Kümmelbraten (roughly "KOOM-mel-BRAT-en," literally, "caraway roast," roast pork belly)

This was a pleasant surprise: pork belly, usually lightly cured, roasted with caraway seeds, and served with the skin on.  A fantastic crunch from the crackling, which splinters into little nuggets during the slicing.

Schweinsbraten - ("SHVINES-brat-en," roasted pork shoulder)

A simple roast, sliced and served cold, is a very common brettljause.  Sometimes the meat is cured, sometimes not.  Somehow the only picture I got of a cold pork roast was this haggard slice below, which I had already prodded with my fork.

Bratlfettnbrot - ("BRAT-tel FET-en-brot," approximately "roast drippings, with bread")

One of the fantastic byproducts of roasting meat is the drippings.  They are comprised of two parts.  First is the highly gelatinous meat juices.  Second is the fat rendered from the meat.  There was a time not so long ago when every housewife would pour the hot pan drippings from a roast into a jar and keep them for later use.  The fat can been scraped off and used to sear meat.  The juices, which solidify when refrigerated, can be used to fortify pan sauces.

In Austria the whole mix, that is, the partially solidified meat juices and the rendered fat, are served as a spread.  It is called bratlfettnbrot, which is possibly the most amusing word in the Austrian language.  Or any language.

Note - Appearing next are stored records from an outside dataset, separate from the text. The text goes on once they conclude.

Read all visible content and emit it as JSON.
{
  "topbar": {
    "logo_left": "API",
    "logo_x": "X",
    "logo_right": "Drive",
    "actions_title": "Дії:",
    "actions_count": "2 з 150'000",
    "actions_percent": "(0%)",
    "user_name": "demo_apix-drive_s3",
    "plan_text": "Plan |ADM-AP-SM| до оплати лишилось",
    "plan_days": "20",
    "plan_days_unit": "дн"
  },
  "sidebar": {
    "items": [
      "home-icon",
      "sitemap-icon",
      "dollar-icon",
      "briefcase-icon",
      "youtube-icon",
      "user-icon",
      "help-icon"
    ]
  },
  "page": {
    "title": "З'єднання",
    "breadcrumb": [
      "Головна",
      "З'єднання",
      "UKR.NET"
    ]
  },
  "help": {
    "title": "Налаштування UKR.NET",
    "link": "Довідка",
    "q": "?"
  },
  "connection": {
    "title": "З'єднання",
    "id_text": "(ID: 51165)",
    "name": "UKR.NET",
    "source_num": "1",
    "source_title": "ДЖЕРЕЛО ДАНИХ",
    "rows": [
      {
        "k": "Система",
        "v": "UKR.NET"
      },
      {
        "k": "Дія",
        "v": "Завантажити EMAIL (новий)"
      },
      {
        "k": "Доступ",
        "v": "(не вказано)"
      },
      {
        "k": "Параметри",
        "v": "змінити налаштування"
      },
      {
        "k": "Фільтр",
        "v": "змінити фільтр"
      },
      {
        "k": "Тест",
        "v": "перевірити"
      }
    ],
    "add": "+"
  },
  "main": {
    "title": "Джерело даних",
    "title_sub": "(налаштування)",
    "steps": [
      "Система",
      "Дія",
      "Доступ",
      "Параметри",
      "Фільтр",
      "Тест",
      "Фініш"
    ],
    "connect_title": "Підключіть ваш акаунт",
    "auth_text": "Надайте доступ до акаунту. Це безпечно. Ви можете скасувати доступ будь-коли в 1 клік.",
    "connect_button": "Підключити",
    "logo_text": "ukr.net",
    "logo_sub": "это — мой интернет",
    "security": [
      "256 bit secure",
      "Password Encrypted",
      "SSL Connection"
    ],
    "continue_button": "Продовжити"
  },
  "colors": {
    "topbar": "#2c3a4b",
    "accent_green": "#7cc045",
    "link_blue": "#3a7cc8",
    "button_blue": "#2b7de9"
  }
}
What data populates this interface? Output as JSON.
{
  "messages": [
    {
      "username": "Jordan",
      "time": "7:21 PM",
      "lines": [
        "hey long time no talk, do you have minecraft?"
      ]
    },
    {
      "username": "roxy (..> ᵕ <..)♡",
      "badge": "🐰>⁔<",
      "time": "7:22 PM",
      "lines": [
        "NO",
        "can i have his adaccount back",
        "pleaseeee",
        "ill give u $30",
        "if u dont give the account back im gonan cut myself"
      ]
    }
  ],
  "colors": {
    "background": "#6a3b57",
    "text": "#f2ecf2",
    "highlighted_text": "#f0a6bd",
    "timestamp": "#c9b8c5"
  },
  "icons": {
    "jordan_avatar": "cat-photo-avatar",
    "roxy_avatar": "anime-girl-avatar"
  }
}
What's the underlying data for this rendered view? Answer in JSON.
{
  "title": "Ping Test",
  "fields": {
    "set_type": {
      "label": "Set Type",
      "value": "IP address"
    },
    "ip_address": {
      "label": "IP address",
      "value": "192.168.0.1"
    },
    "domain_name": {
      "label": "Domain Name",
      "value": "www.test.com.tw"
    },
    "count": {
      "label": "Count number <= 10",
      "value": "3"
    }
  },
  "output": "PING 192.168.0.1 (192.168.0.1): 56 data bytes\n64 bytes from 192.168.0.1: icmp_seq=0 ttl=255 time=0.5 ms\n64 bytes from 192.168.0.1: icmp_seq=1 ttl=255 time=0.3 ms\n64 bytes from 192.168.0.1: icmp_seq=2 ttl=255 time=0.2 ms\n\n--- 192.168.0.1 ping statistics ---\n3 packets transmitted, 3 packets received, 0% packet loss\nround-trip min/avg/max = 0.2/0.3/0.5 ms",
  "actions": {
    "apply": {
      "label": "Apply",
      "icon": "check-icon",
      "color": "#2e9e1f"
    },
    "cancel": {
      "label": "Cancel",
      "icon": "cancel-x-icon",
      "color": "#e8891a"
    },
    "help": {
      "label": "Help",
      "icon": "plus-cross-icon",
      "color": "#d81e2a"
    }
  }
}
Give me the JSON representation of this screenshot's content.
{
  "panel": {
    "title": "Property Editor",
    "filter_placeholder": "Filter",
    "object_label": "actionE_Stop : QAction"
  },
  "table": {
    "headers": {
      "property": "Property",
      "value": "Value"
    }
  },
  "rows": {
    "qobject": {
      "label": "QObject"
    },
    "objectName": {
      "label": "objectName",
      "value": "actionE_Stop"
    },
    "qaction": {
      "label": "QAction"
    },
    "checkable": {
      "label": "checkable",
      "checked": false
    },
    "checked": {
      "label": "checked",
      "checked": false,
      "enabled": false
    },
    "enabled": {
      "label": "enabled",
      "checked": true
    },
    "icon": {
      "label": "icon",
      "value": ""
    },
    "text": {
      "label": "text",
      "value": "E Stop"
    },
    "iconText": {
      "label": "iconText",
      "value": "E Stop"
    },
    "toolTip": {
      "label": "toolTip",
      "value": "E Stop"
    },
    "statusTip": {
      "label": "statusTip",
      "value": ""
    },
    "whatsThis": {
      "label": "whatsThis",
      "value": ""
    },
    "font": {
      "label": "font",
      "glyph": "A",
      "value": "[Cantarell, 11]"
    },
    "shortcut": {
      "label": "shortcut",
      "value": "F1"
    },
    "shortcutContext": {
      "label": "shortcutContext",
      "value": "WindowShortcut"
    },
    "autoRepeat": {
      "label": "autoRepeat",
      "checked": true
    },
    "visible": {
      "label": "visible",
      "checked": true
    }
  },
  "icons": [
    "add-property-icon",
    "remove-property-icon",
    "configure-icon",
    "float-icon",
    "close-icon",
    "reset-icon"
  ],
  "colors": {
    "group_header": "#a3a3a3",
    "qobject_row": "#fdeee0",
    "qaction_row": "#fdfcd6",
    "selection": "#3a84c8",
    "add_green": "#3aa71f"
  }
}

In the picture below you can see the bratlfettnbrot in the plastic jar on the right, with the spoon sticking out.  The picture is not from a heuriger, but rather at Dominik's house.  Dominik was the student Lisa and I hosted last summer.  You may remember him from the fantastic Austrian dinner he and his friends cooked for us while staying in Edmonton.

Some photos.

Heuriger meals are finished with mehlspeisen ("MAYL-shpeye-zen," literally "flour food," baked desserts) and schnapps.  Austrian baking and distilling will be covered in future posts.